I had felt so tired on the single track and just wanted to be done; my feet had been on fire all day and were getting progressively worse. I hadn’t stopped for water at the last aid station because I was focused on catching the woman ahead. But I was scared of getting caught, so I kept pushing, and just when I thought I had enough space on her to relax, I spotted the 4th place female up ahead. I kept pushing down the road and the “looking strong” and “dang girl” comments spurred me on. I caught 4th with just a mile or so to go, so I did my best to push the pace on the turn filled maze of single track down to the finish line. There were a lot of 100k runners coming back on their out-and-back so it felt like mass confusion trying to navigate all the narrow turns. I passed Mitch with Scarlett alongside heading back out and they told me I was close. Finally, the finish line came into view and I made it. In 5:36, 4th Female, 19th OA.
Because the finish was also an aid staition for the 100k runners, as well as their finish line, it was chaos! Most people didn’t even know I was finishing and were trying to get me what I needed to head back out. When I signed up I had really wanted to do the 100k – the big boys’ race. The 60k felt like the junior version and much less exciting. But seeing them head back out for another out-and-back of the route we had just done (this was due to the high water re-route, and wasn’t the normal course), and just how tired they all looked, I was very happy to have been in the 60k. My friend Alicia was waiting at the finish line and kept me company and lent me a coat until Scarlett got back. We ate pizza, watched the pro’s finish the 100k, drove back out to crew Mitch, and watched the sunset over the giant cacti as we waited for Mitch to finish. Because of the re-route and the unexpectedly hot and humid conditions, a lot of people dropped out, so even through Mitch didn’t have the day he hoped for, we were really happy that he made it in, and was fast enough to earn his buckle.
Overall it was a great trip, a fun race, a much needed escape from the snow, and a great long training run for Chuckanut 50k and Lake Sonoma 50. This was the first chunk of the 117 miles of racing I have planned in the next 2 months.
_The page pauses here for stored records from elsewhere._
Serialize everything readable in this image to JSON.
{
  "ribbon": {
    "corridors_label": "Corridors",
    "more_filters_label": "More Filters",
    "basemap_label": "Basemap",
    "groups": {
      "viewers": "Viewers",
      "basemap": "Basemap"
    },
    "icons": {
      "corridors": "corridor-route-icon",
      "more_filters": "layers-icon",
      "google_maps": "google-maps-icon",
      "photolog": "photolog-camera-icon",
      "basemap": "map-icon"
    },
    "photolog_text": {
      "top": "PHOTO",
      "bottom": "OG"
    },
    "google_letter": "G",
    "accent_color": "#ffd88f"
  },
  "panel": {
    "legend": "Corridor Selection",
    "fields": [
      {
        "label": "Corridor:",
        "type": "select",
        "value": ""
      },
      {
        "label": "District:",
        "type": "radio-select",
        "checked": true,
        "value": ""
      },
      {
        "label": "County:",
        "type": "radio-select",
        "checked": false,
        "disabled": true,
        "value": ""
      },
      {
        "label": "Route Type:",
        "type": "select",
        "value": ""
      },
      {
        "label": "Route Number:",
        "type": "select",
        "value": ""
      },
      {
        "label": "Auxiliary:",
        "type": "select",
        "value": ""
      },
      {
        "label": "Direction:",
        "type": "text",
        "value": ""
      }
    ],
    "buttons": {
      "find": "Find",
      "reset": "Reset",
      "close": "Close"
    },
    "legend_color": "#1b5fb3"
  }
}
Hopefully the rest go just as smooth or even better. So thankful for all the encouragement leading into the race, it means so much to me and I feel the power of being truly supported by so many. I felt so loved by teammates and friends checking in beforehand, and keeping me company on long runs and in workouts – I wouldn’t have made it to the start without you all! And of course, endless thanks to Scarlett and Mitch for letting me tag along again. Super great adventure buddies that always make it a fun trip and manage all the logistics and stress so that all I ever have to worry about is my race.
Today my legs are feeling good and I’m excited to get back to training for the next one!